» DATA IN THIS EXERCISE
++++++++++++++++++++

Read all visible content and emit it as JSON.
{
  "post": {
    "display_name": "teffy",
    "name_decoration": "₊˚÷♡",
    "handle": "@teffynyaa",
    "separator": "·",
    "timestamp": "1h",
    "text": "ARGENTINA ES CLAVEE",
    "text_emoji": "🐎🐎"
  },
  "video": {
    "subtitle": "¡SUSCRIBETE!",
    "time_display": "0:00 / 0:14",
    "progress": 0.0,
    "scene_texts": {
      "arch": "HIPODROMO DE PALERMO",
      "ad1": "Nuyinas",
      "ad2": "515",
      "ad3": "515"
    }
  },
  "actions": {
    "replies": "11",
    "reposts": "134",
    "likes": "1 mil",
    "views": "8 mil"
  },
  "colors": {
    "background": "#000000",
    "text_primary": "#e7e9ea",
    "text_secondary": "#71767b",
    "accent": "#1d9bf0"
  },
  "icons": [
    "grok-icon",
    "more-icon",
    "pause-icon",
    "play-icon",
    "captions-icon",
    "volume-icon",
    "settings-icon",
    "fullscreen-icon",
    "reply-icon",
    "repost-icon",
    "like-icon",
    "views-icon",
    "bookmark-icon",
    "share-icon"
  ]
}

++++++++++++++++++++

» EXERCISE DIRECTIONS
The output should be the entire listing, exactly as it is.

» ANSWER TO THIS PROBLEM
Read all visible content and emit it as JSON.
{
  "post": {
    "display_name": "teffy",
    "name_decoration": "₊˚÷♡",
    "handle": "@teffynyaa",
    "separator": "·",
    "timestamp": "1h",
    "text": "ARGENTINA ES CLAVEE",
    "text_emoji": "🐎🐎"
  },
  "video": {
    "subtitle": "¡SUSCRIBETE!",
    "time_display": "0:00 / 0:14",
    "progress": 0.0,
    "scene_texts": {
      "arch": "HIPODROMO DE PALERMO",
      "ad1": "Nuyinas",
      "ad2": "515",
      "ad3": "515"
    }
  },
  "actions": {
    "replies": "11",
    "reposts": "134",
    "likes": "1 mil",
    "views": "8 mil"
  },
  "colors": {
    "background": "#000000",
    "text_primary": "#e7e9ea",
    "text_secondary": "#71767b",
    "accent": "#1d9bf0"
  },
  "icons": [
    "grok-icon",
    "more-icon",
    "pause-icon",
    "play-icon",
    "captions-icon",
    "volume-icon",
    "settings-icon",
    "fullscreen-icon",
    "reply-icon",
    "repost-icon",
    "like-icon",
    "views-icon",
    "bookmark-icon",
    "share-icon"
  ]
}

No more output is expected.